This article is the final installment of four articles exploring the epidemic of liver disease called nonalcoholic fatty liver disease and its more severe form, nonalcoholic steatohepatitis.

I spoke to a patient, a 63-year-old woman who immigrated to the United States from Central America in 1978, about her experience living with liver disease. She is now an American Liver Foundation (ALF) NAFLD patient advocate who was diagnosed with autoimmune hepatitis and NAFLD in 2005. After experiencing the devastation of her diagnosis, she has managed to learn to live with the disease and wants to help others achieve better quality of life.

The Journey to a Diagnosis

Our patient had been diagnosed with autoimmune hepatitis for several years and doing well. She developed pain in her upper right abdomen and saw three specialists. They assumed she was an alcoholic even though she told them she didn’t drink. She talked to her primary care physician who sent her to a liver specialist.

The doctor spent 90 minutes talking to her and, based on blood work every three months and ultrasounds every six months, determined that her autoimmune hepatitis medication- prednisone, was causing fatty liver. It took three liver biopsies to confirm the diagnosis of NAFLD on top of autoimmune hepatitis.

Helpful Tips About Healthy Diet and Finding Support

This woman has made huge changes to her lifestyle. Sheexercises regularly, meditates, drinks plenty of water and has changedher eating habits by following a healthy diet and avoiding sugary drinks, such as soda and concentrated juice drinks. She prepares her own food and only takes medicine prescribed by a physician, who do so with caution because she has been at the last stage of liver cirrhosis for the last three years.

Though difficult, she has learned to avoid greasy foods found in fast food restaurants, eats abundant greens, incorporates fruit into her breakfast and vegetables for lunch. She’s learned to prepare food in different ways by sautéing, baking or grilling her food using olive oil. She does not fry her food, which she may have done previously. She avoids additives and salt, relying instead on herbs and spices.

Before trying new foods, she and her caregivers research its possible impact on the liver. When she buys groceries, she avoids red meat, high fructose corn syrup and anything with more than five ingredients. She also practices portion control and learned that the palm of your hand is the amount of meat you should eat, which for her is mostly fish, chicken and occasionally lobster.

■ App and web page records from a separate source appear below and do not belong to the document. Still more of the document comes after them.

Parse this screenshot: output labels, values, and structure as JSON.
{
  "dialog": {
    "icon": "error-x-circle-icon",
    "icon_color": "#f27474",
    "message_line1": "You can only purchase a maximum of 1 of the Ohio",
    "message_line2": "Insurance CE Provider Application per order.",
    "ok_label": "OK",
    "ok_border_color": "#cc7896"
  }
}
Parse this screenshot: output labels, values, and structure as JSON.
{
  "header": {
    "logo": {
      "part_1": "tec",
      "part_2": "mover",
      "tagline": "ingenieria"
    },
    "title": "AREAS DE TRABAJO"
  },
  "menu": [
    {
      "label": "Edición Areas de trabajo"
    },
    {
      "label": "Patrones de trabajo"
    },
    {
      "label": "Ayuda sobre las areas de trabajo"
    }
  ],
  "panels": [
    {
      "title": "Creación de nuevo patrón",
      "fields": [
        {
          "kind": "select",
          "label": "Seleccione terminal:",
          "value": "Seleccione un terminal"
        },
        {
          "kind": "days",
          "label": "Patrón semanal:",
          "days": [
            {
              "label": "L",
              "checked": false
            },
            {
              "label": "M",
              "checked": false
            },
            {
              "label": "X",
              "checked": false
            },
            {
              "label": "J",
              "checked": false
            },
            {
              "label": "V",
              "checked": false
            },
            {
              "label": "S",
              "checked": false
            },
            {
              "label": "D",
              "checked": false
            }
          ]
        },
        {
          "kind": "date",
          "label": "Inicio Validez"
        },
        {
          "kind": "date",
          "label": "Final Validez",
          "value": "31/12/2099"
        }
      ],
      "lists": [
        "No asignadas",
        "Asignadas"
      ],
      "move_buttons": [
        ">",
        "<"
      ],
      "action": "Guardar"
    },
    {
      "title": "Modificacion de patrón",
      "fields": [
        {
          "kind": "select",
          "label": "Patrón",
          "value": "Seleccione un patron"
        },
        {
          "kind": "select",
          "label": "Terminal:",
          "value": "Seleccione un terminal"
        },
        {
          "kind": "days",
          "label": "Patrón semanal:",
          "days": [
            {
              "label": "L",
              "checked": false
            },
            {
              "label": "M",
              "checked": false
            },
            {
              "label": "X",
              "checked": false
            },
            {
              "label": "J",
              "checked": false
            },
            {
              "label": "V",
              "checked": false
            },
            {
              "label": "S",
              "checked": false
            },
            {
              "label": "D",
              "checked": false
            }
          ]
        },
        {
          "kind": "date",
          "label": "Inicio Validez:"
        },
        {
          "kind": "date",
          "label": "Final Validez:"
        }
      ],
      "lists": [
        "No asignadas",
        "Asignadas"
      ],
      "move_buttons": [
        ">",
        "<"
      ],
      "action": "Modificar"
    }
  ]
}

She advises people tofollow their doctors’ orders and, once diagnosed, find a support group to learn and share information with others living with the same disease. People can find information online from organizations, such as the American Liver Foundation or NASHNET, and Facebook groups, such as Living with Cirrhosis, Living with Fatty Liver/NASH.

She is a true reflection of what it is to live with chronic liver diseases and how changing in your lifestyle can improve liver health and overall health.